Copy out the entire listing, keeping each line exactly as it is.

########

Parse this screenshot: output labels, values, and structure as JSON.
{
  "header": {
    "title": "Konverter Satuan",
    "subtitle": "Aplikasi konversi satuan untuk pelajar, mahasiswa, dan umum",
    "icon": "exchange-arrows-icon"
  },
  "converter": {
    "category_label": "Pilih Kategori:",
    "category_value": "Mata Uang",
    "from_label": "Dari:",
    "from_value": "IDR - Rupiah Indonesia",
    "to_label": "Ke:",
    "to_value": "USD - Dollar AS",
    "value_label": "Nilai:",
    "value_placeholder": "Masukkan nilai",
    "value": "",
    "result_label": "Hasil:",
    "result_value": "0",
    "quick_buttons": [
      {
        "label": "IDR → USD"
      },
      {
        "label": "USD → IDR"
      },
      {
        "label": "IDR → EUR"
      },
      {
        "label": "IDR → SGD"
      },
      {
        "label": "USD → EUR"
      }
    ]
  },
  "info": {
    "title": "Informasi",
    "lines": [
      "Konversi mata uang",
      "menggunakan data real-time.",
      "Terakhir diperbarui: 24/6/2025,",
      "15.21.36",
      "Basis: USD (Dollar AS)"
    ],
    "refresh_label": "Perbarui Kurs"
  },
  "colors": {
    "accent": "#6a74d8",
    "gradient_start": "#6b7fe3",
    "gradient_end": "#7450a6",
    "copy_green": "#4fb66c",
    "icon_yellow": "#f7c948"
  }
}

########

RESULT:
Parse this screenshot: output labels, values, and structure as JSON.
{
  "header": {
    "title": "Konverter Satuan",
    "subtitle": "Aplikasi konversi satuan untuk pelajar, mahasiswa, dan umum",
    "icon": "exchange-arrows-icon"
  },
  "converter": {
    "category_label": "Pilih Kategori:",
    "category_value": "Mata Uang",
    "from_label": "Dari:",
    "from_value": "IDR - Rupiah Indonesia",
    "to_label": "Ke:",
    "to_value": "USD - Dollar AS",
    "value_label": "Nilai:",
    "value_placeholder": "Masukkan nilai",
    "value": "",
    "result_label": "Hasil:",
    "result_value": "0",
    "quick_buttons": [
      {
        "label": "IDR → USD"
      },
      {
        "label": "USD → IDR"
      },
      {
        "label": "IDR → EUR"
      },
      {
        "label": "IDR → SGD"
      },
      {
        "label": "USD → EUR"
      }
    ]
  },
  "info": {
    "title": "Informasi",
    "lines": [
      "Konversi mata uang",
      "menggunakan data real-time.",
      "Terakhir diperbarui: 24/6/2025,",
      "15.21.36",
      "Basis: USD (Dollar AS)"
    ],
    "refresh_label": "Perbarui Kurs"
  },
  "colors": {
    "accent": "#6a74d8",
    "gradient_start": "#6b7fe3",
    "gradient_end": "#7450a6",
    "copy_green": "#4fb66c",
    "icon_yellow": "#f7c948"
  }
}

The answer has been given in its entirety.